* [Exercise objective]
The expected answer is every line of the material that contains the word "text".

↓↓↓

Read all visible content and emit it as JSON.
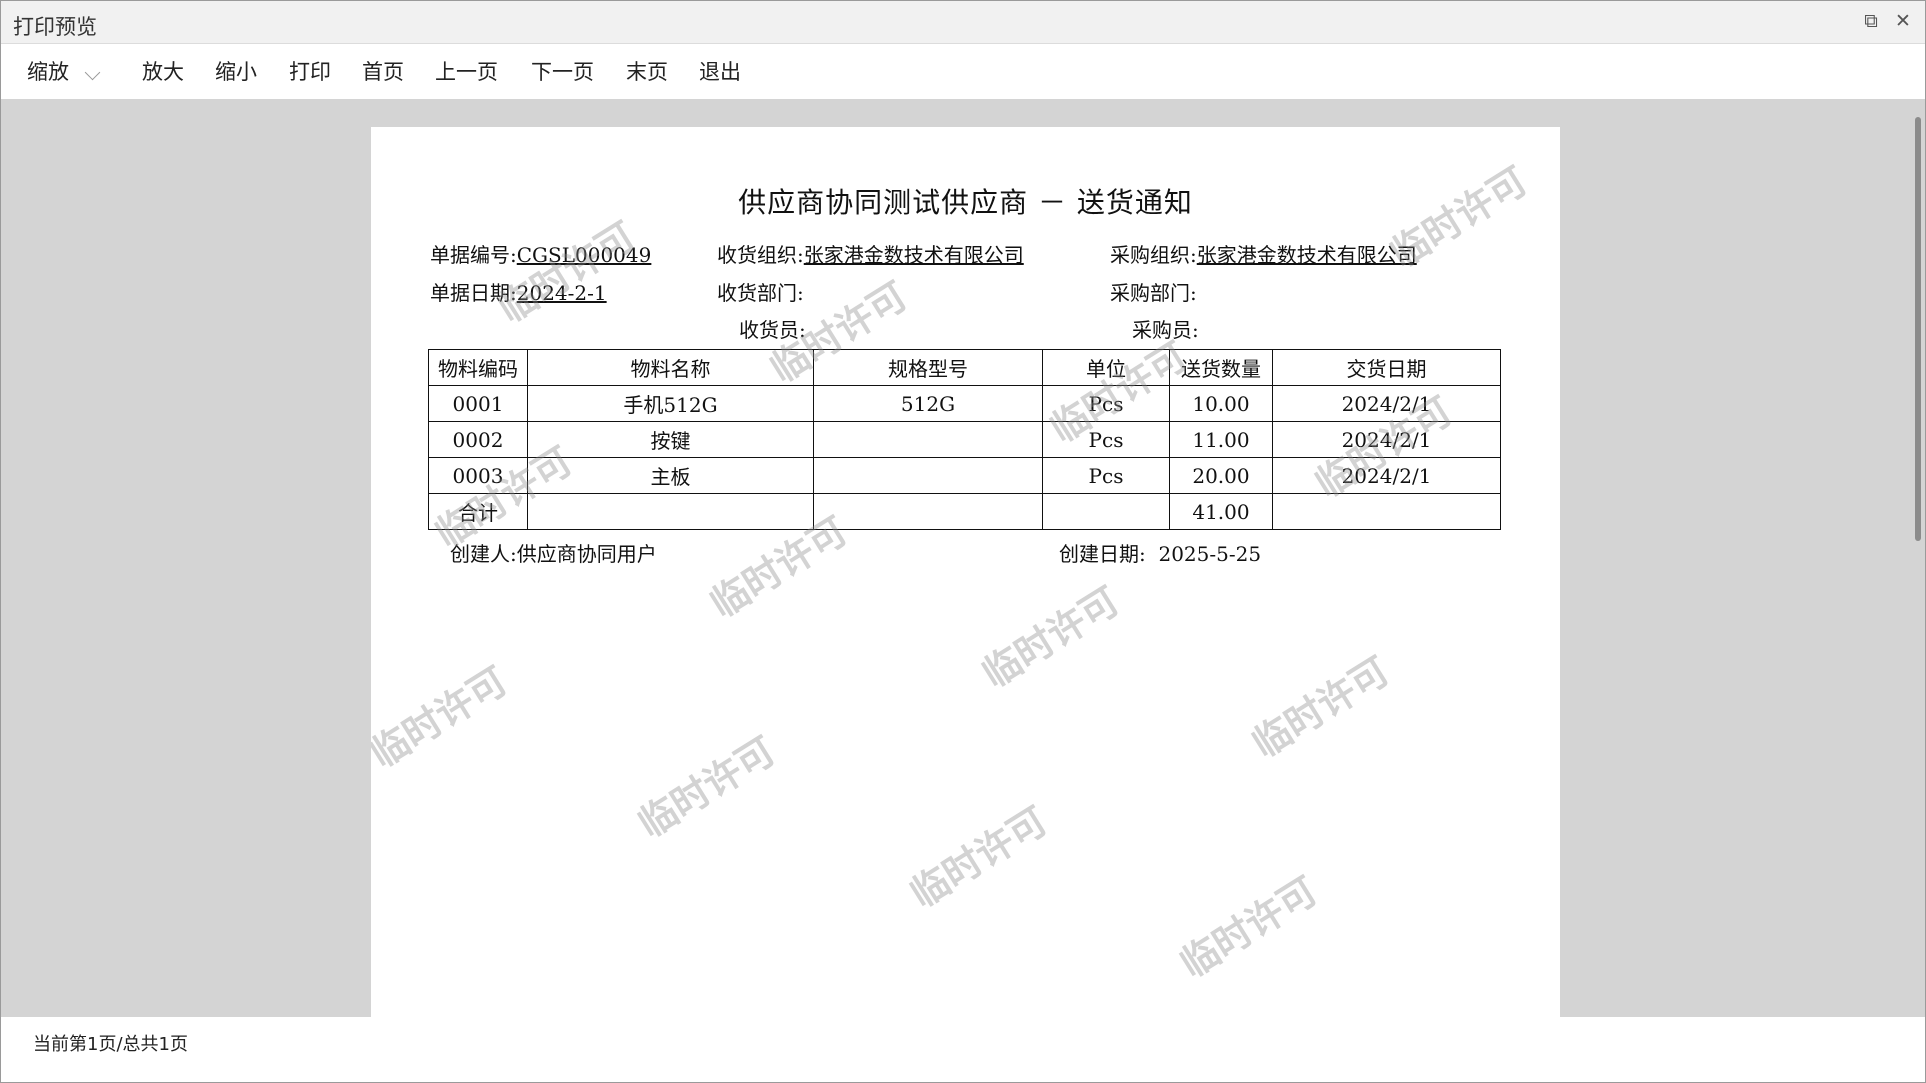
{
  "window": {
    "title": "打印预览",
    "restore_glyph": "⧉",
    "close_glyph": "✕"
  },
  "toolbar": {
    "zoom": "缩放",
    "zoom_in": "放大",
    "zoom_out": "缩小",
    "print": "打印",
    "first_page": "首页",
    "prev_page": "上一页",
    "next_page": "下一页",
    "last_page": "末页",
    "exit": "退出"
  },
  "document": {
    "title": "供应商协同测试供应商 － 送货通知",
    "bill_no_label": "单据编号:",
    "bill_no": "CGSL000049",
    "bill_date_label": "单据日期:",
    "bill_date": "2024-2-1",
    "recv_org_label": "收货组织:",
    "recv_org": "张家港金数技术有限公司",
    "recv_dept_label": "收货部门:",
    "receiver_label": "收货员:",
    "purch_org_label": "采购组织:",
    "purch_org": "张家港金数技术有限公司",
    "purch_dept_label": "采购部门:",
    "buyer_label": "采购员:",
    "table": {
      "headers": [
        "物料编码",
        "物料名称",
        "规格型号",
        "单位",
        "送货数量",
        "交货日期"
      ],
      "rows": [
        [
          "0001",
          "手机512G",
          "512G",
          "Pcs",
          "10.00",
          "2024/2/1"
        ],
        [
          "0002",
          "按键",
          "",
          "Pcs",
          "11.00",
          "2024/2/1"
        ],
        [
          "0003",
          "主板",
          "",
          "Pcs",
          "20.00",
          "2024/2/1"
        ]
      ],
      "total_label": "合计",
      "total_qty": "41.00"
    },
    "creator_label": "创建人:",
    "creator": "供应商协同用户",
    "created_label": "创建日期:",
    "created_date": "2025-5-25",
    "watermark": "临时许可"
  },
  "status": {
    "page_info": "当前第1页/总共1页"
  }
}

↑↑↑
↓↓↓

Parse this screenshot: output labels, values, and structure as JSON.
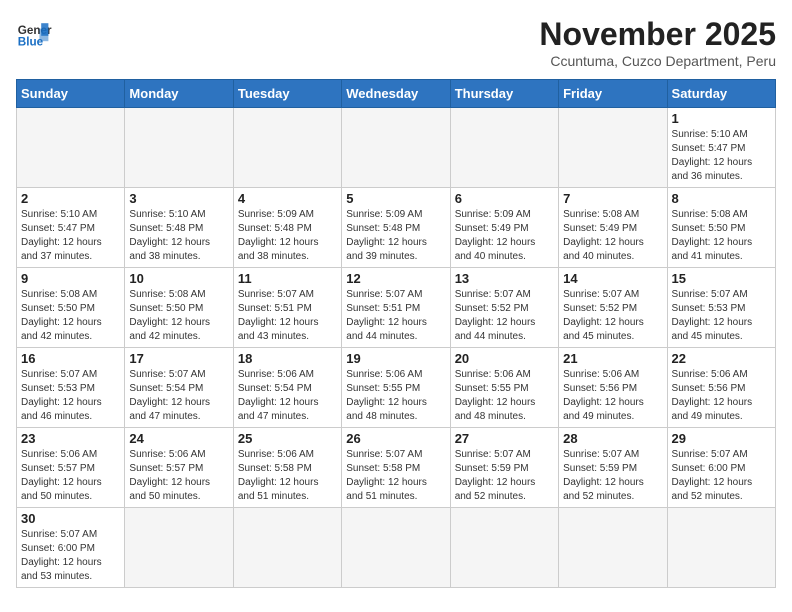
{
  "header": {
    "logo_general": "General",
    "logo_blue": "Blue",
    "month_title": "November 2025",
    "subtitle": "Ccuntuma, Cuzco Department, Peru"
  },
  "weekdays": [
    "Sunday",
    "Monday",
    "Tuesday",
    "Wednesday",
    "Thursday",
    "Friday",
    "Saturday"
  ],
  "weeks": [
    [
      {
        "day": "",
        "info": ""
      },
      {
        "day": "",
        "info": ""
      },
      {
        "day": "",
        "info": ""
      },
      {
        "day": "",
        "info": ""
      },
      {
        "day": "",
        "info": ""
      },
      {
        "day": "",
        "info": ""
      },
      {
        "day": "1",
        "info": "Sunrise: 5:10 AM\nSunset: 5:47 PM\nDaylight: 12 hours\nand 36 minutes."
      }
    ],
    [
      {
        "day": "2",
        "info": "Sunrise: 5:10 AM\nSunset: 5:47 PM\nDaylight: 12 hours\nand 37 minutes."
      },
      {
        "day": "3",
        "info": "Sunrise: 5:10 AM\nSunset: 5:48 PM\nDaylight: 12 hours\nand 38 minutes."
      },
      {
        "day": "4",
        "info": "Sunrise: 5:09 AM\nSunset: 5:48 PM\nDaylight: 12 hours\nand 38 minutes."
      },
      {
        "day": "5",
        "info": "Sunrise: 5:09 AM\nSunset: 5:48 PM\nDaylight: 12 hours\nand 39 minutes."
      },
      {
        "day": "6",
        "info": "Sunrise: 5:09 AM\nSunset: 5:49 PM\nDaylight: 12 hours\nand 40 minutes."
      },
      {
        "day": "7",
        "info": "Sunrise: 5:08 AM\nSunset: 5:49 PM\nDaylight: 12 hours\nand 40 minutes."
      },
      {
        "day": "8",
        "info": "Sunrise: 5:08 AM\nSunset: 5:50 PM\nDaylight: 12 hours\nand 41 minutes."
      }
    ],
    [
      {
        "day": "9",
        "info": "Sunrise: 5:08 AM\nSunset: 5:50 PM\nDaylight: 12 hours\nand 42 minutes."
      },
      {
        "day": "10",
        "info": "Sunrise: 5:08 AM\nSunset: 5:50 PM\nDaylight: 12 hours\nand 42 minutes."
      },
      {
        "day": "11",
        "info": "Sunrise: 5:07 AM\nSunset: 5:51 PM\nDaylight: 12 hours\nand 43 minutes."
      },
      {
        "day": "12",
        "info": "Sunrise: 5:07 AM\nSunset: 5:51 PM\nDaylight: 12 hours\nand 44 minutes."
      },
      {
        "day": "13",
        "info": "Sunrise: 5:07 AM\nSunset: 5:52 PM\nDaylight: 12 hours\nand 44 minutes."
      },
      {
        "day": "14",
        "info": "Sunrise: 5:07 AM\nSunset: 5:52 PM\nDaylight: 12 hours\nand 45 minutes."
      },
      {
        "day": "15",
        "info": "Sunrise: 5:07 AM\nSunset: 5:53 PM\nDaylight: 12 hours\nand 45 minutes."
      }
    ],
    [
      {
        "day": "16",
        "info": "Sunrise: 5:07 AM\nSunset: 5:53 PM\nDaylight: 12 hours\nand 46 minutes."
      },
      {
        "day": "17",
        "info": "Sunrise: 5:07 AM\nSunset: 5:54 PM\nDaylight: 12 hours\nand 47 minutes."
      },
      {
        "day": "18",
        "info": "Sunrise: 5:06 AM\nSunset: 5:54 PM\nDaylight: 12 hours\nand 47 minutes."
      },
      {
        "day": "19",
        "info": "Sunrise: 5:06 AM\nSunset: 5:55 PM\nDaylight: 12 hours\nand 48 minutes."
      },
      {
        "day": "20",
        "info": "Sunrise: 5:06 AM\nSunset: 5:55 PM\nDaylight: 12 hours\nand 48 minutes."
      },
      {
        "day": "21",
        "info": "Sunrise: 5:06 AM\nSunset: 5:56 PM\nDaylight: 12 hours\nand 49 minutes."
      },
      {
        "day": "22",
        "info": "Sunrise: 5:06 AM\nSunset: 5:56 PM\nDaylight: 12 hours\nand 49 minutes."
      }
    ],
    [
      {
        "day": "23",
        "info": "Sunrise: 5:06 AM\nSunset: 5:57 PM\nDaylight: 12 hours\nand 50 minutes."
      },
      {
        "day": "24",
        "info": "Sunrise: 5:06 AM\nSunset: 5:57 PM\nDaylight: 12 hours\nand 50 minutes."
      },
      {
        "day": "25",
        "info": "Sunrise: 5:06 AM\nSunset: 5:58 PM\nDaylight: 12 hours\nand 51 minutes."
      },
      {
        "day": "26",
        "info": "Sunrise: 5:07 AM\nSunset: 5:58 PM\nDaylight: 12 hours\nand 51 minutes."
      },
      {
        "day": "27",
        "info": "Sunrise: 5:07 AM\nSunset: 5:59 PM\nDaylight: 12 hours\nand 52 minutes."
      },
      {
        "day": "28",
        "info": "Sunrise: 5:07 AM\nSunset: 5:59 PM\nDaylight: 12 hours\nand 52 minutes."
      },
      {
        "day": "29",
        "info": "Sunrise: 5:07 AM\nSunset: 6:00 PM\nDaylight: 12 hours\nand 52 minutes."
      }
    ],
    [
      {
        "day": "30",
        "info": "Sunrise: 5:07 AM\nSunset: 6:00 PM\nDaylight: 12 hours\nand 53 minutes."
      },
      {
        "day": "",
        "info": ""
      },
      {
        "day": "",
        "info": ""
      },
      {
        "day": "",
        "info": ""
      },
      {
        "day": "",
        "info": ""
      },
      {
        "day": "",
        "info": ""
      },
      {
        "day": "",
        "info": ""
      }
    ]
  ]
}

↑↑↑
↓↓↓

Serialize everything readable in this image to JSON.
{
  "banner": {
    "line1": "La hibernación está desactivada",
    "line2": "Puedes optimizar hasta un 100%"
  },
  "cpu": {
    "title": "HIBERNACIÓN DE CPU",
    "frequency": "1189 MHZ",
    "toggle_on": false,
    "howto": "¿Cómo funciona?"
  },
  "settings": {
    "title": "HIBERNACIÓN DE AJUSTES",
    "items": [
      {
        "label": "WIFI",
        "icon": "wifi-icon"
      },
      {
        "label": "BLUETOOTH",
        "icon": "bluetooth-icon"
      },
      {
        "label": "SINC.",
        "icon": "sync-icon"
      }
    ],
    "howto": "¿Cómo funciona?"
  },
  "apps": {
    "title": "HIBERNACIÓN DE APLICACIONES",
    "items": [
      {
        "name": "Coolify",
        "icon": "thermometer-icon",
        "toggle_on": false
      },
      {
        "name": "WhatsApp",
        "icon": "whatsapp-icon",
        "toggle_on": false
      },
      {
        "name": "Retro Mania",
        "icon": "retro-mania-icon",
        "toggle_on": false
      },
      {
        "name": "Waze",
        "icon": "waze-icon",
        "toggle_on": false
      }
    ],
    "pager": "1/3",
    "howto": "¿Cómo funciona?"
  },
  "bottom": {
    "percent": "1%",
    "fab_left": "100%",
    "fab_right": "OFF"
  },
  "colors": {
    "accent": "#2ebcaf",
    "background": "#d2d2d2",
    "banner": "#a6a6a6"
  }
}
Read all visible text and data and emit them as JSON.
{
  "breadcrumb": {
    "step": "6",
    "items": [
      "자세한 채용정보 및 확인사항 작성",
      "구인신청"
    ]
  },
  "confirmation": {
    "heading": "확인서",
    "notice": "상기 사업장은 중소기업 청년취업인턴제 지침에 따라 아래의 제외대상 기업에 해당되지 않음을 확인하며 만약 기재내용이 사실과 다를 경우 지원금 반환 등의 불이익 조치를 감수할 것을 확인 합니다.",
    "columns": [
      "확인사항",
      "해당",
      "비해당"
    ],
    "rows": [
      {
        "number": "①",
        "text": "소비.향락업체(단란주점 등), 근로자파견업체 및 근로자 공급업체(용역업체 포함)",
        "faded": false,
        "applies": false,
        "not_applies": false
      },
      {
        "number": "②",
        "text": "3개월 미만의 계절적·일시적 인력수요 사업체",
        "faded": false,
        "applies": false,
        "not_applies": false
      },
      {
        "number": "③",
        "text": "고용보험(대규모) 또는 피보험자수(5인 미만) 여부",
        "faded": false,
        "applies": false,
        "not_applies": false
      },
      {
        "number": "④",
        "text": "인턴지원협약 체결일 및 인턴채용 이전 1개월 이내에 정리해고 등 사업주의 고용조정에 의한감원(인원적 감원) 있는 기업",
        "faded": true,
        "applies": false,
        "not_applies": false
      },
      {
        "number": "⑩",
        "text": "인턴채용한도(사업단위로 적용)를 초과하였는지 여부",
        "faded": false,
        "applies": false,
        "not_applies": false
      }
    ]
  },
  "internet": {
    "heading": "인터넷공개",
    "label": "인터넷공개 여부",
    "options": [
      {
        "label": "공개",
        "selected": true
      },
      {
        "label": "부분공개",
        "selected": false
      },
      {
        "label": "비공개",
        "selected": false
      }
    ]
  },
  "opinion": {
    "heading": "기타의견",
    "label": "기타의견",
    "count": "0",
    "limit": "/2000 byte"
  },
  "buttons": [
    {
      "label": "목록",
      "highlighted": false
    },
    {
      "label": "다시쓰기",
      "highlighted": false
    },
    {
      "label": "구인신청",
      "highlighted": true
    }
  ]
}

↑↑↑

* [Solution below]
Read all visible text and data and emit them as JSON.
        "text": "소비.향락업체(단란주점 등), 근로자파견업체 및 근로자 공급업체(용역업체 포함)",
        "text": "3개월 미만의 계절적·일시적 인력수요 사업체",
        "text": "고용보험(대규모) 또는 피보험자수(5인 미만) 여부",
        "text": "인턴지원협약 체결일 및 인턴채용 이전 1개월 이내에 정리해고 등 사업주의 고용조정에 의한감원(인원적 감원) 있는 기업",
        "text": "인턴채용한도(사업단위로 적용)를 초과하였는지 여부",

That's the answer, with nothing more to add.